* [WHAT TO WORK ON] Select every line below containing the word "this".

* [EXTRACTED RECORDS]
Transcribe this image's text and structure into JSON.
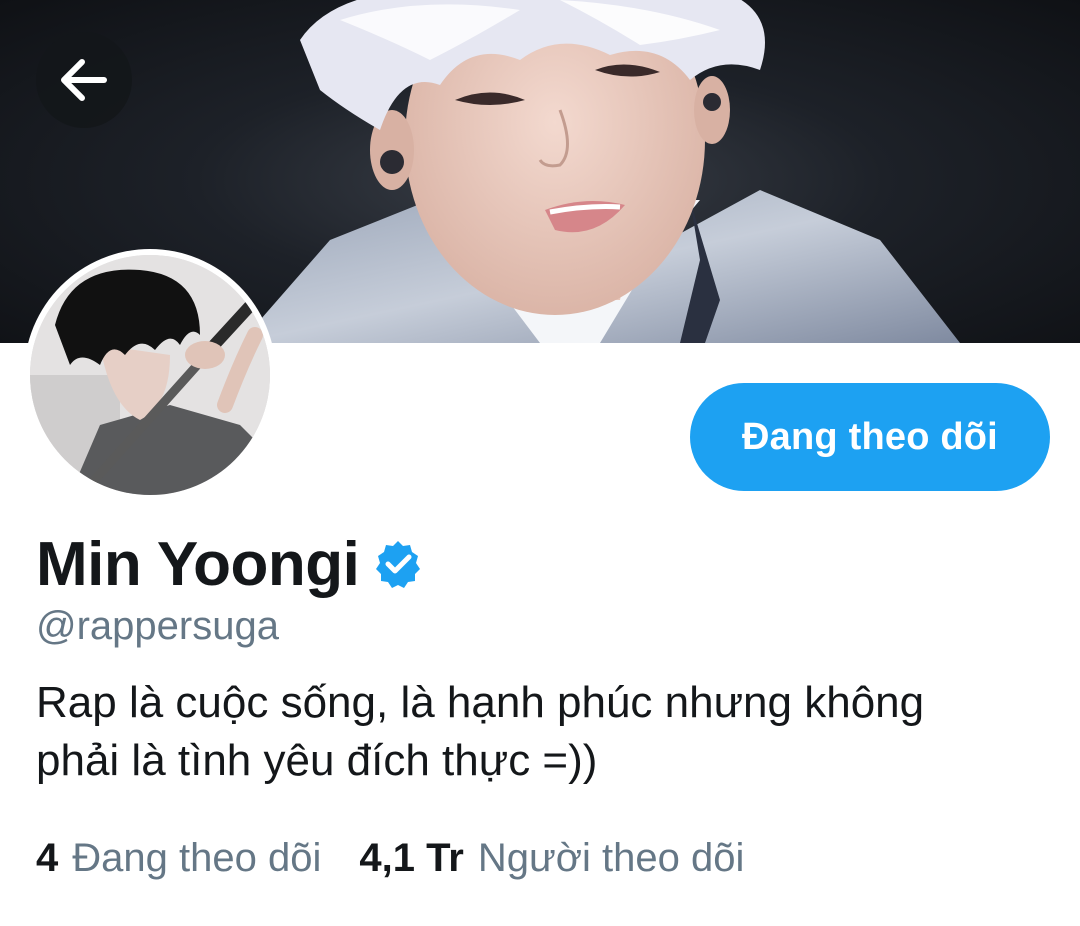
{
  "header": {
    "back_icon": "arrow-left-icon"
  },
  "profile": {
    "display_name": "Min Yoongi",
    "verified_icon": "verified-badge-icon",
    "handle": "@rappersuga",
    "bio_line1": "Rap là cuộc sống, là hạnh phúc nhưng không",
    "bio_line2": "phải là tình yêu đích thực =))",
    "follow_button_label": "Đang theo dõi"
  },
  "stats": {
    "following_count": "4",
    "following_label": "Đang theo dõi",
    "followers_count": "4,1 Tr",
    "followers_label": "Người theo dõi"
  },
  "colors": {
    "accent": "#1da1f2",
    "text_primary": "#14171a",
    "text_secondary": "#657786"
  }
}
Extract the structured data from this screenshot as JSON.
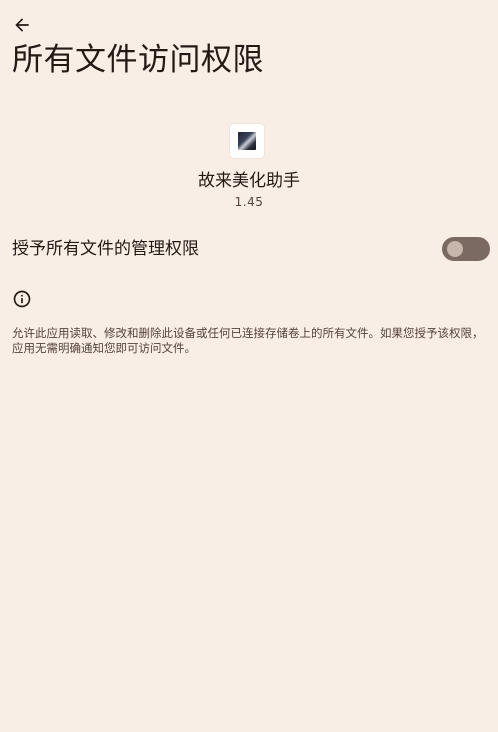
{
  "header": {
    "title": "所有文件访问权限"
  },
  "app": {
    "name": "故来美化助手",
    "version": "1.45"
  },
  "permission": {
    "label": "授予所有文件的管理权限",
    "enabled": false
  },
  "info": {
    "text": "允许此应用读取、修改和删除此设备或任何已连接存储卷上的所有文件。如果您授予该权限，应用无需明确通知您即可访问文件。"
  },
  "icons": {
    "back": "arrow-back-icon",
    "info": "info-icon"
  },
  "colors": {
    "background": "#F9EEE6",
    "switch_track": "#7A6A61",
    "switch_thumb": "#C6B6AC"
  }
}
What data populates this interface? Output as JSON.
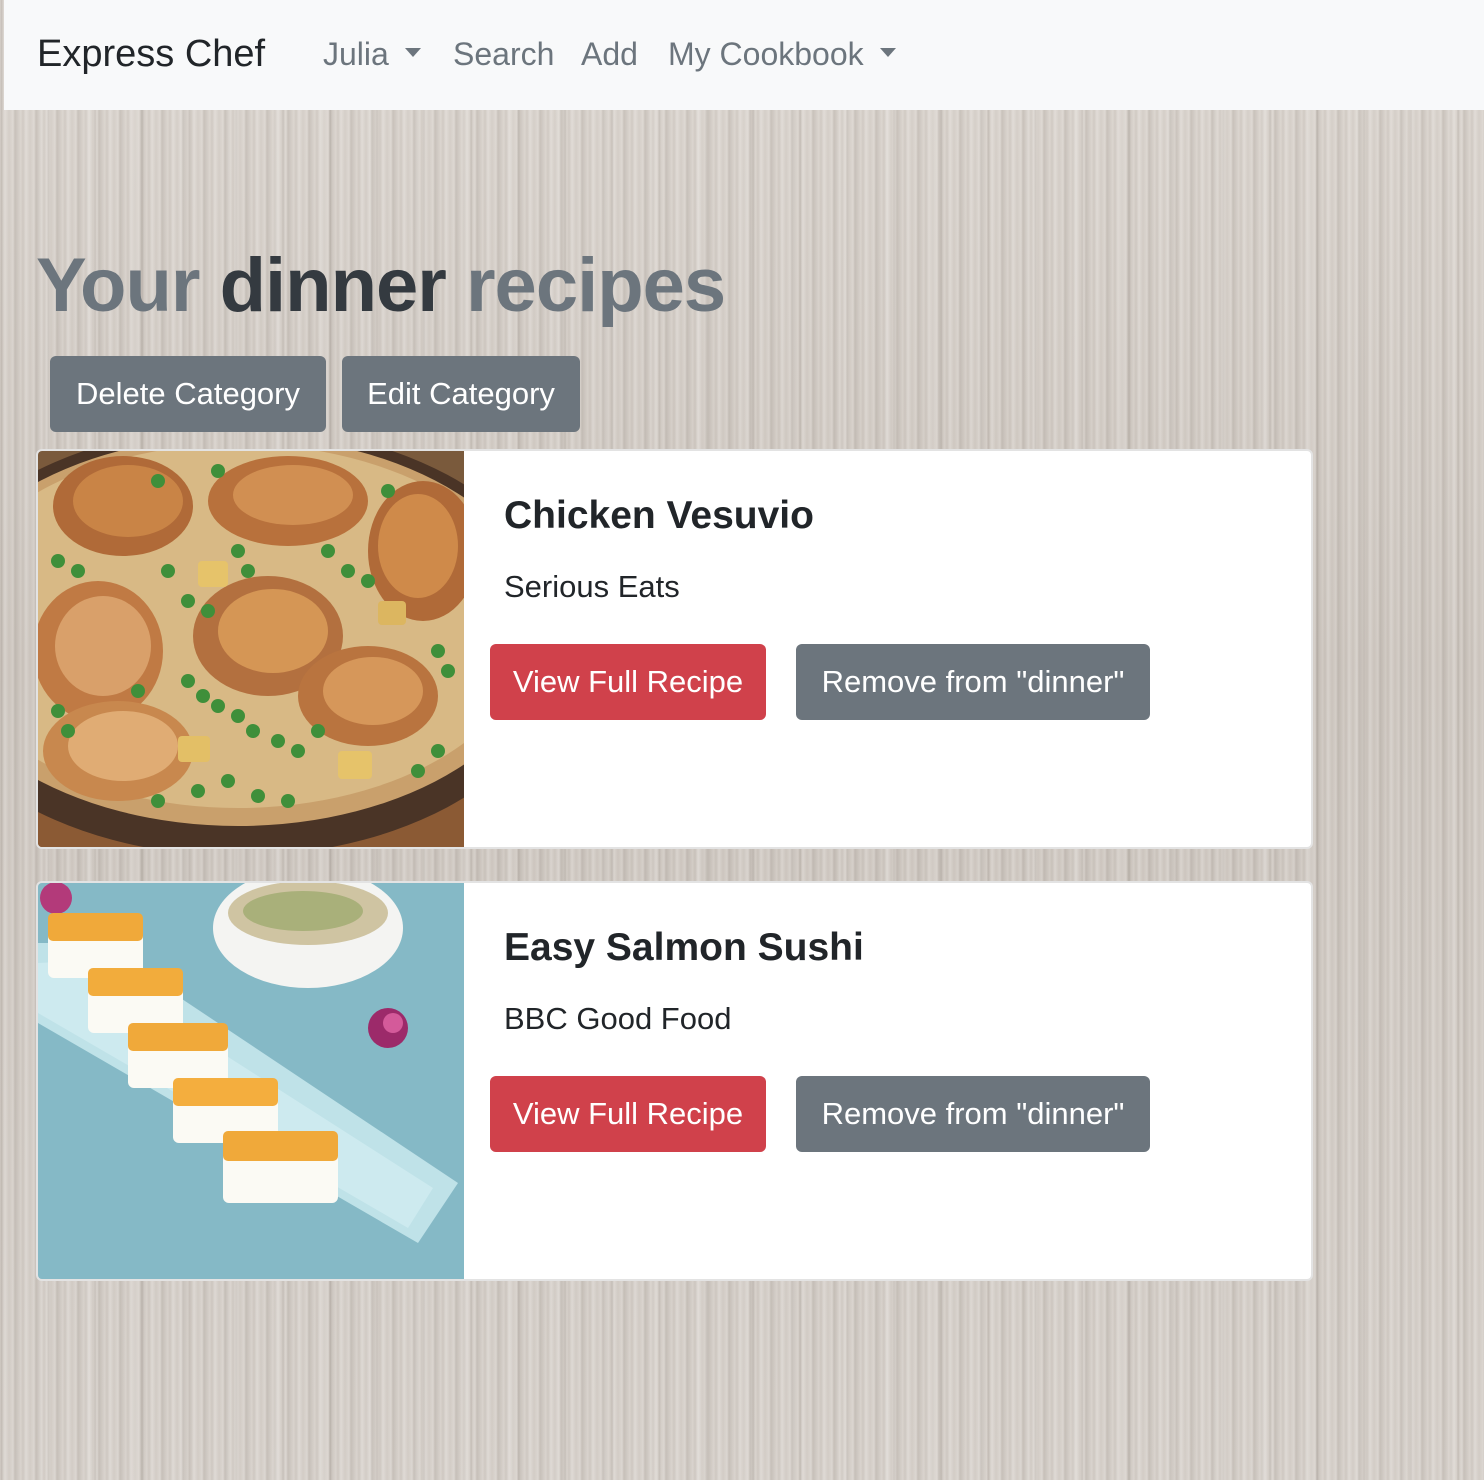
{
  "navbar": {
    "brand": "Express Chef",
    "items": [
      {
        "label": "Julia",
        "dropdown": true
      },
      {
        "label": "Search",
        "dropdown": false
      },
      {
        "label": "Add",
        "dropdown": false
      },
      {
        "label": "My Cookbook",
        "dropdown": true
      }
    ]
  },
  "heading": {
    "prefix": "Your",
    "category": "dinner",
    "suffix": "recipes"
  },
  "category_actions": {
    "delete_label": "Delete Category",
    "edit_label": "Edit Category"
  },
  "recipes": [
    {
      "title": "Chicken Vesuvio",
      "source": "Serious Eats",
      "view_label": "View Full Recipe",
      "remove_label": "Remove from \"dinner\""
    },
    {
      "title": "Easy Salmon Sushi",
      "source": "BBC Good Food",
      "view_label": "View Full Recipe",
      "remove_label": "Remove from \"dinner\""
    }
  ],
  "colors": {
    "navbar_bg": "#f8f9fa",
    "btn_secondary": "#6c757d",
    "btn_danger": "#d0414b",
    "heading_muted": "#6c757d",
    "heading_strong": "#343a40"
  }
}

* [TASK RESPONSE]
Transcribe this image's text and structure into JSON.
Extract the structured data from this screenshot as JSON.
What data populates this interface? Output as JSON.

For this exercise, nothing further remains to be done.